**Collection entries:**
*** Block opens ***
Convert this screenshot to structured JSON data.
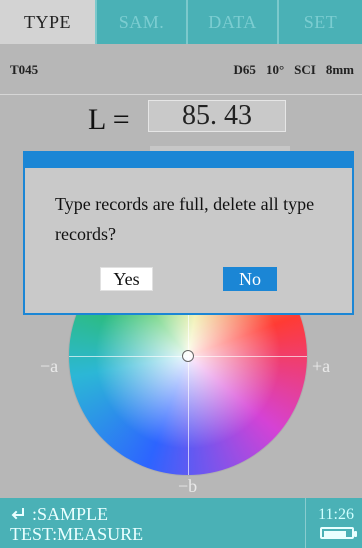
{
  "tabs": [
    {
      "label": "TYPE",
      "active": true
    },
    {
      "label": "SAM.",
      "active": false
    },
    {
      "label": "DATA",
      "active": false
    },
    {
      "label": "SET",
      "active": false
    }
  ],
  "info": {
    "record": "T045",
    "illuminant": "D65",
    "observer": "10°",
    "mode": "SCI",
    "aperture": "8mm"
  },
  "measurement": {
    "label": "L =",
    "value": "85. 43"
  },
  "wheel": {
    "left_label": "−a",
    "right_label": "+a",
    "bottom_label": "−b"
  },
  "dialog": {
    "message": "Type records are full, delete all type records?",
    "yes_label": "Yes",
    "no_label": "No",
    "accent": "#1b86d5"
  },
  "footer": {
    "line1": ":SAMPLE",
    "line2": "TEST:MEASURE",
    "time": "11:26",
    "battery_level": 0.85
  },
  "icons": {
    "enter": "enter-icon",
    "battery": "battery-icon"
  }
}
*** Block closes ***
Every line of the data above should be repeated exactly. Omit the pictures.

**Your solution:**
Convert this screenshot to structured JSON data.
{
  "tabs": [
    {
      "label": "TYPE",
      "active": true
    },
    {
      "label": "SAM.",
      "active": false
    },
    {
      "label": "DATA",
      "active": false
    },
    {
      "label": "SET",
      "active": false
    }
  ],
  "info": {
    "record": "T045",
    "illuminant": "D65",
    "observer": "10°",
    "mode": "SCI",
    "aperture": "8mm"
  },
  "measurement": {
    "label": "L =",
    "value": "85. 43"
  },
  "wheel": {
    "left_label": "−a",
    "right_label": "+a",
    "bottom_label": "−b"
  },
  "dialog": {
    "message": "Type records are full, delete all type records?",
    "yes_label": "Yes",
    "no_label": "No",
    "accent": "#1b86d5"
  },
  "footer": {
    "line1": ":SAMPLE",
    "line2": "TEST:MEASURE",
    "time": "11:26",
    "battery_level": 0.85
  },
  "icons": {
    "enter": "enter-icon",
    "battery": "battery-icon"
  }
}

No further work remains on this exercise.